That’s Polcari’s Coffee for you. You’ll find it on Salem Street in Boston’s North End, a couple of blocks from the Paul Revere House where it’s been since its foundation in 1932. Anthony Polcari didn’t just get off a boat and start a coffee shop, though. Having one was a dream for which he worked for, like any good immigrant young man in America in the late 1920s.
Working as a pocket-maker at a local tailor’s shop, Polcari made sure he had some money left over in his own pockets and in 1932, he opened the doors on Polcari’s Coffee. What a proud moment that must have been for a man in his twenties, and a father of two sons - Anthony Jr and Ralph - and a daughter, Marie. All three later worked at their father’s store.
Today, the shop is famous for more than just coffee - although the selection of beans is still very impressive – and especially its lemon slush.
Anthony’s son, Ralph, took over the shop after he’d returned home from Italy where he had been stationed during the World War II, and ran it until 2005 when he sold it to Bobby Eustace one of “Ralph’s boys”, a group of men who had come to work for him as young boys and stayed with him for decades.
“I met Ralph when my good friend, Anthony Bellia, knew Ralph Polcari needed a full-time employee at the store. During those twenty-six years I worked with some of the best people I’ve ever met: Louie, Pasquale, Attilio, Anthony, Angelo, and most importantly, Ralph Polcari. Ralph was a driving influence in my life. He taught me about business and life. He quickly became my mentor,” Eustace says on the compamy’s website.
According to Eustace, Ralph Polcari believed at least part of the store’s charm was its old world look, which is why he, too has kept a scale from 1903, the hardwood floor, brass bins for the coffee, and an original fan from the early 1900s.
“With a plethora of rare coffee including Blue Mountain and Hawaiian Kona, old favorites are still the most popular. Some old favorites are Mr. Polcari’s house blend (a mixture of dark and light roast) and the Italian roast (an espresso).I consider myself a museum keeper, committed to running this business with Mr. Polcari, Ralph and the rest of their family, in mind,” he adds.
Oh, the slush?
“[It’s]has been here a lot longer than [me],” Eustace told the Boston Herald six years ago.

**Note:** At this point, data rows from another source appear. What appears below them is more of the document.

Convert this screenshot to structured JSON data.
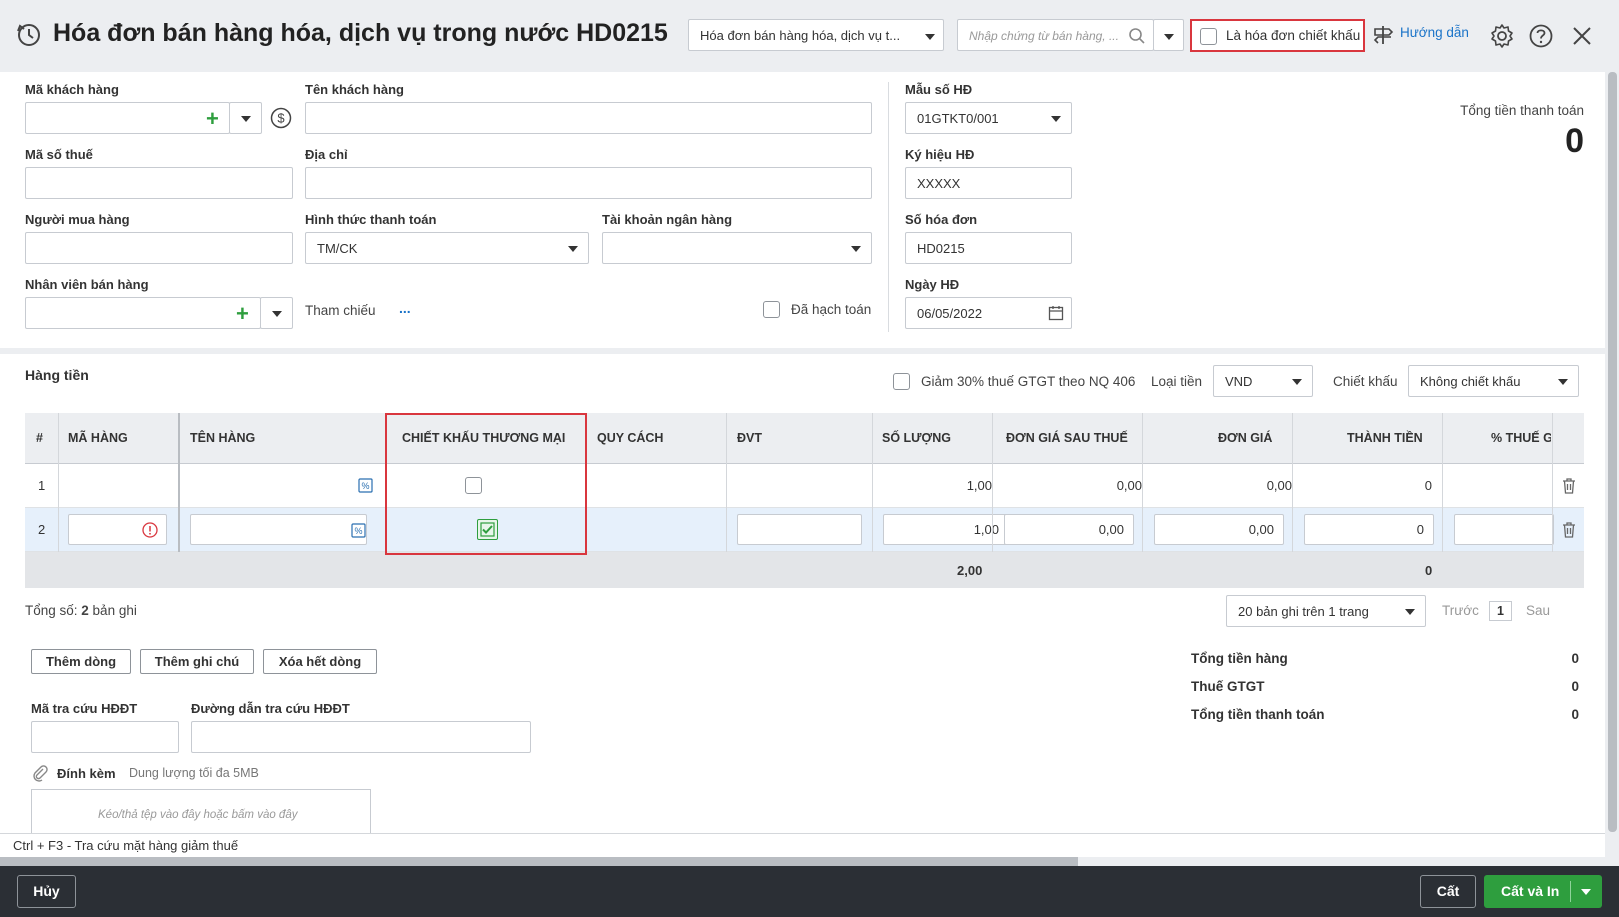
{
  "header": {
    "title": "Hóa đơn bán hàng hóa, dịch vụ trong nước HD0215",
    "invoice_type_select": "Hóa đơn bán hàng hóa, dịch vụ t...",
    "search_placeholder": "Nhập chứng từ bán hàng, ...",
    "discount_invoice_label": "Là hóa đơn chiết khấu",
    "guide_label": "Hướng dẫn"
  },
  "form": {
    "customer_code_label": "Mã khách hàng",
    "customer_name_label": "Tên khách hàng",
    "tax_code_label": "Mã số thuế",
    "address_label": "Địa chỉ",
    "buyer_label": "Người mua hàng",
    "payment_method_label": "Hình thức thanh toán",
    "payment_method_value": "TM/CK",
    "bank_account_label": "Tài khoản ngân hàng",
    "salesperson_label": "Nhân viên bán hàng",
    "reference_label": "Tham chiếu",
    "reference_link": "...",
    "posted_label": "Đã hạch toán",
    "template_label": "Mẫu số HĐ",
    "template_value": "01GTKT0/001",
    "symbol_label": "Ký hiệu HĐ",
    "symbol_value": "XXXXX",
    "invoice_no_label": "Số hóa đơn",
    "invoice_no_value": "HD0215",
    "date_label": "Ngày HĐ",
    "date_value": "06/05/2022",
    "total_label": "Tổng tiền thanh toán",
    "total_value": "0"
  },
  "goods": {
    "section_title": "Hàng tiền",
    "vat_reduction_label": "Giảm 30% thuế GTGT theo NQ 406",
    "currency_label": "Loại tiền",
    "currency_value": "VND",
    "discount_label": "Chiết khấu",
    "discount_value": "Không chiết khấu"
  },
  "table": {
    "headers": [
      "#",
      "MÃ HÀNG",
      "TÊN HÀNG",
      "CHIẾT KHẤU THƯƠNG MẠI",
      "QUY CÁCH",
      "ĐVT",
      "SỐ LƯỢNG",
      "ĐƠN GIÁ SAU THUẾ",
      "ĐƠN GIÁ",
      "THÀNH TIỀN",
      "% THUẾ GT"
    ],
    "rows": [
      {
        "no": "1",
        "qty": "1,00",
        "price_after_tax": "0,00",
        "price": "0,00",
        "amount": "0",
        "discount_checked": false
      },
      {
        "no": "2",
        "qty": "1,00",
        "price_after_tax": "0,00",
        "price": "0,00",
        "amount": "0",
        "discount_checked": true
      }
    ],
    "footer_qty_total": "2,00",
    "footer_amount_total": "0"
  },
  "pagination": {
    "total_prefix": "Tổng số: ",
    "total_count": "2",
    "total_suffix": " bản ghi",
    "page_size": "20 bản ghi trên 1 trang",
    "prev": "Trước",
    "page": "1",
    "next": "Sau"
  },
  "actions": {
    "add_row": "Thêm dòng",
    "add_note": "Thêm ghi chú",
    "delete_all": "Xóa hết dòng"
  },
  "summary": {
    "goods_total_label": "Tổng tiền hàng",
    "goods_total_value": "0",
    "vat_label": "Thuế GTGT",
    "vat_value": "0",
    "payment_total_label": "Tổng tiền thanh toán",
    "payment_total_value": "0"
  },
  "einvoice": {
    "lookup_code_label": "Mã tra cứu HĐĐT",
    "lookup_url_label": "Đường dẫn tra cứu HĐĐT",
    "attach_label": "Đính kèm",
    "attach_limit": "Dung lượng tối đa 5MB",
    "drop_hint": "Kéo/thả tệp vào đây hoặc bấm vào đây"
  },
  "status_bar": {
    "hint": "Ctrl + F3 - Tra cứu mặt hàng giảm thuế"
  },
  "footer": {
    "cancel": "Hủy",
    "save": "Cất",
    "save_print": "Cất và In"
  },
  "colors": {
    "accent_red": "#d9363e",
    "green": "#2e9e3e",
    "dark_footer": "#2b2f35",
    "link_blue": "#1a73c8"
  }
}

“They used to make it by hand back in the day using some kind of dry ice. I’m guessing we’ve been doing it 50 years at least, and maybe even back to the founding of the store (in 1932).”
And that’s why, when the summer arrives, Eustace brings out a 100-year-old barrel of slush and sells it on the corner of Salem and Parmenter. A cup of slush costs about two dollars, but the experience is, well, priceless.
Published: February 15, 2017